Wednesday, December 8, 2010

Paris and Entertainment Go Hand in Hand(out)

Living in Paris means that you have a wide array of entertainment options at your fingertips. For example, live concerts, the opera and ballet, live theater, jazz clubs, the cinemas, and, of course, the famous Moulin Rouge. This list would be incomplete if I did not also mention the abundance of daily entertainment one encounters by simply being a patron of the city's public transportation systems, primarily, the Metro.

Enter any Metro station and there you will find what appears to be all of the city's aspiring musicians and singers. Some of them are quite talented actually. Others make up for what they lack in talent by exuding a charm that is endearing. The rest are simply dreadful. These performers don't confine themselves to only the tunnels and hallways within the Metro system. They also perform for their captive audiences on the Metro trains. And that is the difference between Paris' Metro and San Francisco's BART: I have never seen anyone perform on an actual BART train with the intent of receiving a charitable contribution.

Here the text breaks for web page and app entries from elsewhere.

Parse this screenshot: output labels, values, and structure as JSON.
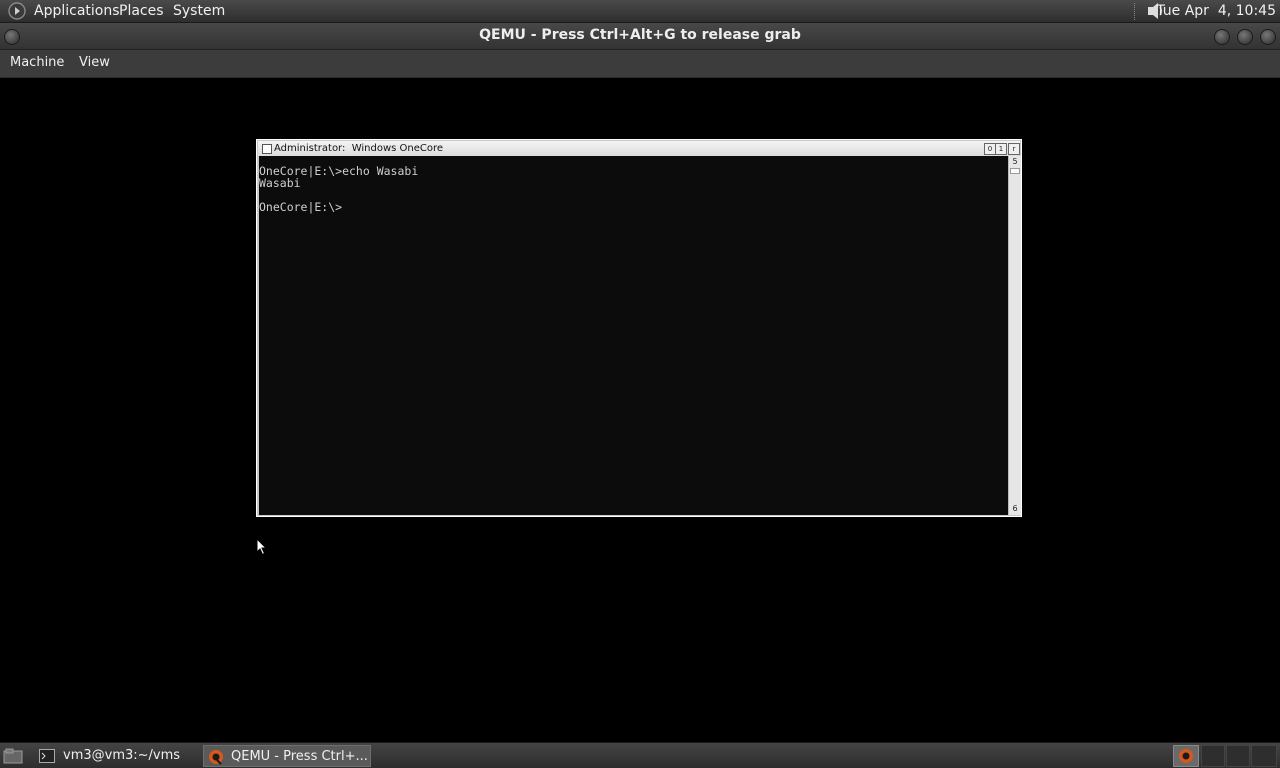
{
  "top_panel": {
    "menus": [
      "Applications",
      "Places",
      "System"
    ],
    "clock": "Tue Apr  4, 10:45"
  },
  "window": {
    "title": "QEMU - Press Ctrl+Alt+G to release grab"
  },
  "menubar": {
    "items": [
      "Machine",
      "View"
    ]
  },
  "console": {
    "title": "Administrator:  Windows OneCore",
    "caption_buttons": [
      "0",
      "1",
      "r"
    ],
    "lines": "OneCore|E:\\>echo Wasabi\nWasabi\n\nOneCore|E:\\>",
    "scroll_up": "5",
    "scroll_down": "6"
  },
  "taskbar": {
    "items": [
      {
        "label": "vm3@vm3:~/vms",
        "icon": "terminal-icon"
      },
      {
        "label": "QEMU - Press Ctrl+...",
        "icon": "qemu-icon"
      }
    ]
  }
}
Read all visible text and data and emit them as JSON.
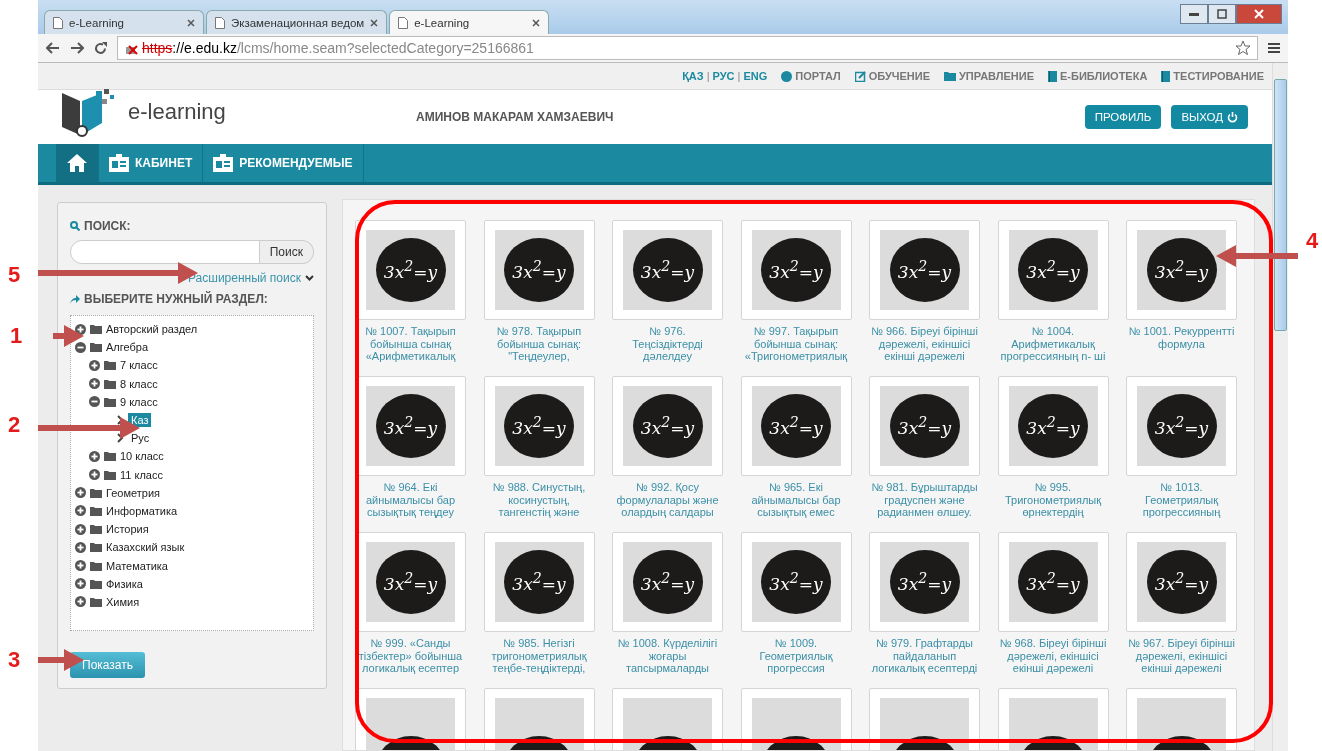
{
  "browser": {
    "tabs": [
      {
        "title": "e-Learning",
        "selected": false
      },
      {
        "title": "Экзаменационная ведом",
        "selected": false
      },
      {
        "title": "e-Learning",
        "selected": true
      }
    ],
    "url_scheme": "https",
    "url_host": "://e.edu.kz",
    "url_path": "/lcms/home.seam?selectedCategory=25166861"
  },
  "top_bar": {
    "languages": [
      "ҚАЗ",
      "РУС",
      "ENG"
    ],
    "language_separator": "|",
    "links": [
      {
        "kind": "globe",
        "label": "ПОРТАЛ"
      },
      {
        "kind": "edit",
        "label": "ОБУЧЕНИЕ"
      },
      {
        "kind": "folder",
        "label": "УПРАВЛЕНИЕ"
      },
      {
        "kind": "book",
        "label": "E-БИБЛИОТЕКА"
      },
      {
        "kind": "book",
        "label": "ТЕСТИРОВАНИЕ"
      }
    ]
  },
  "header": {
    "logo": "e-learning",
    "user": "АМИНОВ МАКАРАМ ХАМЗАЕВИЧ",
    "buttons": [
      {
        "kind": "plain",
        "label": "ПРОФИЛЬ"
      },
      {
        "kind": "power",
        "label": "ВЫХОД"
      }
    ]
  },
  "nav": [
    {
      "kind": "home"
    },
    {
      "kind": "card",
      "label": "КАБИНЕТ"
    },
    {
      "kind": "card",
      "label": "РЕКОМЕНДУЕМЫЕ"
    }
  ],
  "sidebar": {
    "search_title": "ПОИСК:",
    "search_button": "Поиск",
    "advanced_link": "Расширенный поиск",
    "section_title": "ВЫБЕРИТЕ НУЖНЫЙ РАЗДЕЛ:",
    "show_button": "Показать",
    "tree": [
      {
        "kind": "folder",
        "label": "Авторский раздел",
        "expanded": false
      },
      {
        "kind": "folder",
        "label": "Алгебра",
        "expanded": true,
        "children": [
          {
            "kind": "folder",
            "label": "7 класс",
            "expanded": false
          },
          {
            "kind": "folder",
            "label": "8 класс",
            "expanded": false
          },
          {
            "kind": "folder",
            "label": "9 класс",
            "expanded": true,
            "children": [
              {
                "kind": "leaf",
                "label": "Каз",
                "selected": true
              },
              {
                "kind": "leaf",
                "label": "Рус",
                "selected": false
              }
            ]
          },
          {
            "kind": "folder",
            "label": "10 класс",
            "expanded": false
          },
          {
            "kind": "folder",
            "label": "11 класс",
            "expanded": false
          }
        ]
      },
      {
        "kind": "folder",
        "label": "Геометрия",
        "expanded": false
      },
      {
        "kind": "folder",
        "label": "Информатика",
        "expanded": false
      },
      {
        "kind": "folder",
        "label": "История",
        "expanded": false
      },
      {
        "kind": "folder",
        "label": "Казахский язык",
        "expanded": false
      },
      {
        "kind": "folder",
        "label": "Математика",
        "expanded": false
      },
      {
        "kind": "folder",
        "label": "Физика",
        "expanded": false
      },
      {
        "kind": "folder",
        "label": "Химия",
        "expanded": false
      }
    ]
  },
  "cards": [
    {
      "thumbnail": "3x$^{2}$=y",
      "title": "№ 1007. Тақырып бойынша сынақ «Арифметикалық"
    },
    {
      "thumbnail": "3x$^{2}$=y",
      "title": "№ 978. Тақырып бойынша сынақ: \"Теңдеулер,"
    },
    {
      "thumbnail": "3x$^{2}$=y",
      "title": "№ 976. Теңсіздіктерді дәлелдеу"
    },
    {
      "thumbnail": "3x$^{2}$=y",
      "title": "№ 997. Тақырып бойынша сынақ: «Тригонометриялық"
    },
    {
      "thumbnail": "3x$^{2}$=y",
      "title": "№ 966. Біреуі бірінші дәрежелі, екіншісі екінші дәрежелі"
    },
    {
      "thumbnail": "3x$^{2}$=y",
      "title": "№ 1004. Арифметикалық прогрессияның n- ші"
    },
    {
      "thumbnail": "3x$^{2}$=y",
      "title": "№ 1001. Рекуррентті формула"
    },
    {
      "thumbnail": "3x$^{2}$=y",
      "title": "№ 964. Екі айнымалысы бар сызықтық теңдеу"
    },
    {
      "thumbnail": "3x$^{2}$=y",
      "title": "№ 988. Синустың, косинустың, тангенстің және"
    },
    {
      "thumbnail": "3x$^{2}$=y",
      "title": "№ 992. Қосу формулалары және олардың салдары"
    },
    {
      "thumbnail": "3x$^{2}$=y",
      "title": "№ 965. Екі айнымалысы бар сызықтық емес"
    },
    {
      "thumbnail": "3x$^{2}$=y",
      "title": "№ 981. Бұрыштарды градуспен және радианмен өлшеу."
    },
    {
      "thumbnail": "3x$^{2}$=y",
      "title": "№ 995. Тригонометриялық өрнектердің"
    },
    {
      "thumbnail": "3x$^{2}$=y",
      "title": "№ 1013. Геометриялық прогрессияның"
    },
    {
      "thumbnail": "3x$^{2}$=y",
      "title": "№ 999. «Санды тізбектер» бойынша логикалық есептер"
    },
    {
      "thumbnail": "3x$^{2}$=y",
      "title": "№ 985. Негізгі тригонометриялық теңбе-теңдіктерді,"
    },
    {
      "thumbnail": "3x$^{2}$=y",
      "title": "№ 1008. Күрделілігі жоғары тапсырмаларды"
    },
    {
      "thumbnail": "3x$^{2}$=y",
      "title": "№ 1009. Геометриялық прогрессия"
    },
    {
      "thumbnail": "3x$^{2}$=y",
      "title": "№ 979. Графтарды пайдаланып логикалық есептерді"
    },
    {
      "thumbnail": "3x$^{2}$=y",
      "title": "№ 968. Біреуі бірінші дәрежелі, екіншісі екінші дәрежелі"
    },
    {
      "thumbnail": "3x$^{2}$=y",
      "title": "№ 967. Біреуі бірінші дәрежелі, екіншісі екінші дәрежелі"
    },
    {
      "kind": "cut"
    },
    {
      "kind": "cut"
    },
    {
      "kind": "cut"
    },
    {
      "kind": "cut"
    },
    {
      "kind": "cut"
    },
    {
      "kind": "cut"
    },
    {
      "kind": "cut"
    }
  ],
  "annotations": [
    {
      "number": "5"
    },
    {
      "number": "1"
    },
    {
      "number": "2"
    },
    {
      "number": "3"
    },
    {
      "number": "4"
    }
  ]
}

Another noticeable difference: my observations indicate that Parisians are much more charitable towards struggling musicians and singers than their U.S. counterparts. I have seen some performances that would make the worst of the worst American Idol auditions look like Grammy winners. The performances run the gamut: country, opera, rap, soul, Russian folk music, jazz- you name it, you'll eventually hear it- good, bad, and downright ghastly. And yet, for their effort, even these awful performers receive donations every time as they make their collection rounds on the train following their set. The sound of coins clinking at the bottom of a cup is almost as commonplace as the sound of the train doors opening and closing. Apparently, performing in the bowels of the public transportation system in a socialist country is not a bad way to earn a euro or two. People here take care of people in ways we just don't see back home.

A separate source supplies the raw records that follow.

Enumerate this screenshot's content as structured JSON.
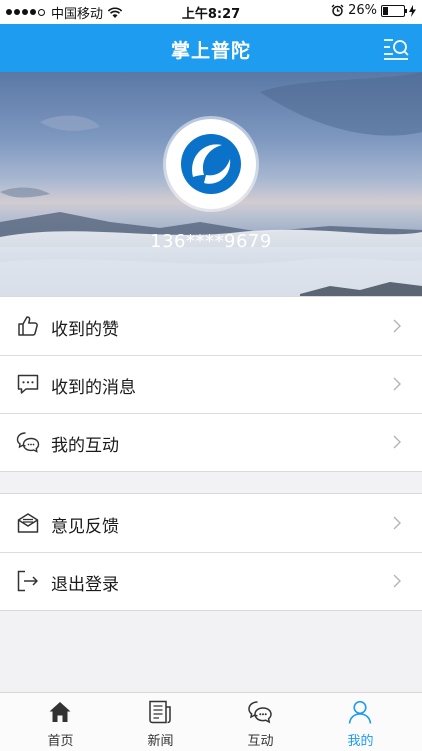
{
  "status_bar": {
    "carrier": "中国移动",
    "time": "上午8:27",
    "battery_percent": "26%",
    "battery_level": 0.26
  },
  "header": {
    "title": "掌上普陀"
  },
  "profile": {
    "phone": "136****9679"
  },
  "menu_group_1": [
    {
      "label": "收到的赞",
      "icon": "thumbs-up-icon"
    },
    {
      "label": "收到的消息",
      "icon": "chat-bubble-icon"
    },
    {
      "label": "我的互动",
      "icon": "two-bubbles-icon"
    }
  ],
  "menu_group_2": [
    {
      "label": "意见反馈",
      "icon": "envelope-icon"
    },
    {
      "label": "退出登录",
      "icon": "logout-icon"
    }
  ],
  "tabs": [
    {
      "label": "首页",
      "icon": "home-icon"
    },
    {
      "label": "新闻",
      "icon": "news-icon"
    },
    {
      "label": "互动",
      "icon": "chat-icon"
    },
    {
      "label": "我的",
      "icon": "person-icon",
      "active": true
    }
  ],
  "colors": {
    "accent": "#1e9cf0"
  }
}
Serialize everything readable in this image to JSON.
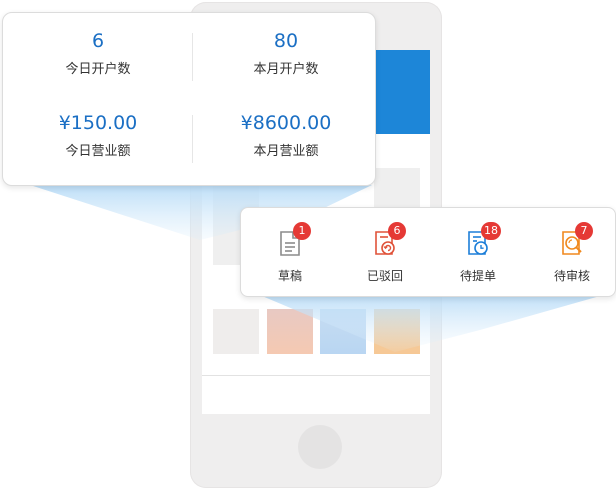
{
  "stats": [
    {
      "value": "6",
      "label": "今日开户数"
    },
    {
      "value": "80",
      "label": "本月开户数"
    },
    {
      "value": "¥150.00",
      "label": "今日营业额"
    },
    {
      "value": "¥8600.00",
      "label": "本月营业额"
    }
  ],
  "actions": [
    {
      "label": "草稿",
      "badge": "1",
      "icon": "draft-icon",
      "color": "#8c8c8c"
    },
    {
      "label": "已驳回",
      "badge": "6",
      "icon": "rejected-icon",
      "color": "#e0533a"
    },
    {
      "label": "待提单",
      "badge": "18",
      "icon": "pending-submit-icon",
      "color": "#1d7fd8"
    },
    {
      "label": "待审核",
      "badge": "7",
      "icon": "pending-review-icon",
      "color": "#f0891f"
    }
  ],
  "colors": {
    "accent": "#1b6fc4",
    "banner": "#1d86d8",
    "badge": "#e53935"
  }
}
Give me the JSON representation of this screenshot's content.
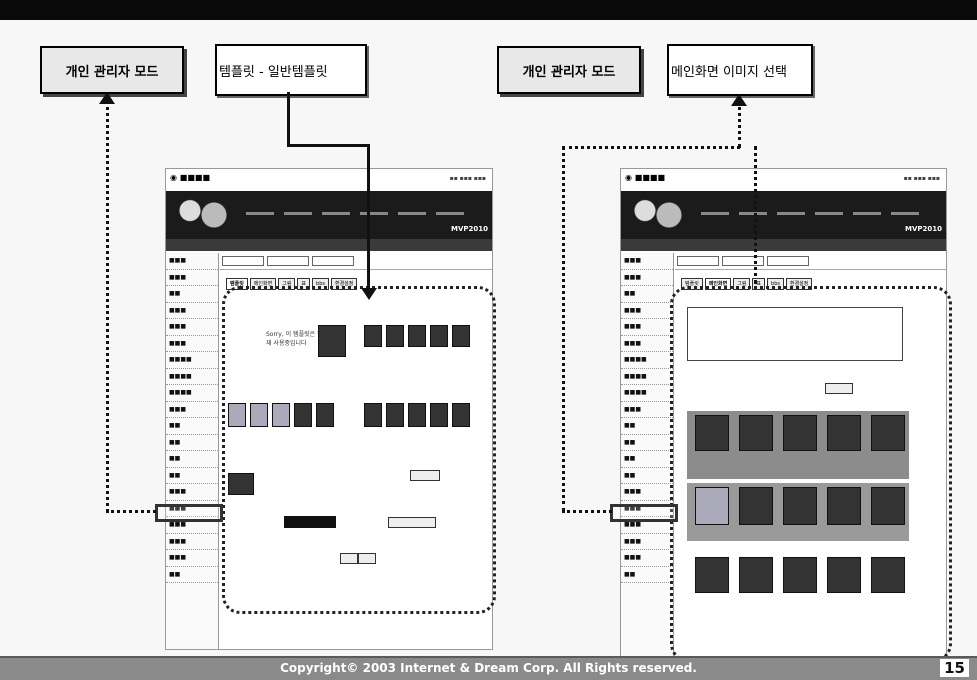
{
  "labels": {
    "left_mode": "개인 관리자 모드",
    "left_desc": "템플릿 - 일반템플릿",
    "right_mode": "개인 관리자 모드",
    "right_desc": "메인화면 이미지 선택"
  },
  "footer": {
    "copyright": "Copyright© 2003 Internet & Dream Corp. All Rights reserved.",
    "page_number": "15"
  },
  "left_screen": {
    "brand": "MVP2010",
    "tabs": [
      "템플릿",
      "메인화면",
      "그림",
      "표",
      "bbs",
      "환경설정"
    ],
    "notice": "Sorry, 이 템플릿은 현재 사용중입니다"
  },
  "right_screen": {
    "brand": "MVP2010",
    "tabs": [
      "템플릿",
      "메인화면",
      "그림",
      "표",
      "bbs",
      "환경설정"
    ]
  },
  "colors": {
    "accent": "#1b1b1b",
    "footer": "#8a8a8a"
  }
}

The performers are very polite, as is the French custom. They greet the passengers verbally, "Bonjour Mesdames et Messieurs," before launching into their set which can range from one to a few songs. Sometimes, they work in tandem- one person performs, the other collects. Many are accompanied by a portable microphone, amplifier, and speaker unit on wheels. Sometimes, just a boom box. Upon conclusion of their set they take their cup, hat, or even tambourine and thrust it towards the passengers hoping (expecting?) a monetary contribution. I have found myself fantasizing about what would happen if I contributed something other than money? My used tissue, a chewing gum wrapper, maybe even the chewed gum? Tomorrow, I can make use of my transit time by cleaning out my purse and throwing away my discards when they approach me. Just kidding. My usual tactic is to avoid eye contact at all times with any performer. I actually have given a few handouts. Not because they were good performances or extra charming, but because they spied me videotaping them (I try to go incognito by pretending my Flip video camera is a cell phone). I don't feel obliged to give them money when I am held captive and forced to listen, but in these instances of filming, I have, at that point, crossed into official audience status and a handout feels necessary.

I think I know how I'm going to earn some extra euros. I will put Nola and Raelyn to work on the Metro and create a new niche of child labor in Paris. I will equip them with a boom box blasting Katy Perry songs that they can sing along with. Mama has found her meal ticket.

Here are some performance highlights. They are short, partial clips. Be sure to have your sound up and enjoy for free on me.

Video #1: Take note of the male passenger's mistake- he makes eye contact- Doh!

Video #2: This gal gets around. I've seen her perform a few times- always the same song. She's the one-hit wonder of the Metro.


 Video #3: The lonesome cowboy.

Video # 4: The holiday spirit got the best of me so these guys made some money off me.

Video #5: My all-time personal favorite is this enthusiastic rendition of Hava Nagila. Notice the female passenger in the foreground enjoying herself for a very brief moment. I felt compelled to tear a seat from its floor bolts and hoist the guy up for the Jewish chair dance, but I don't posses the strength.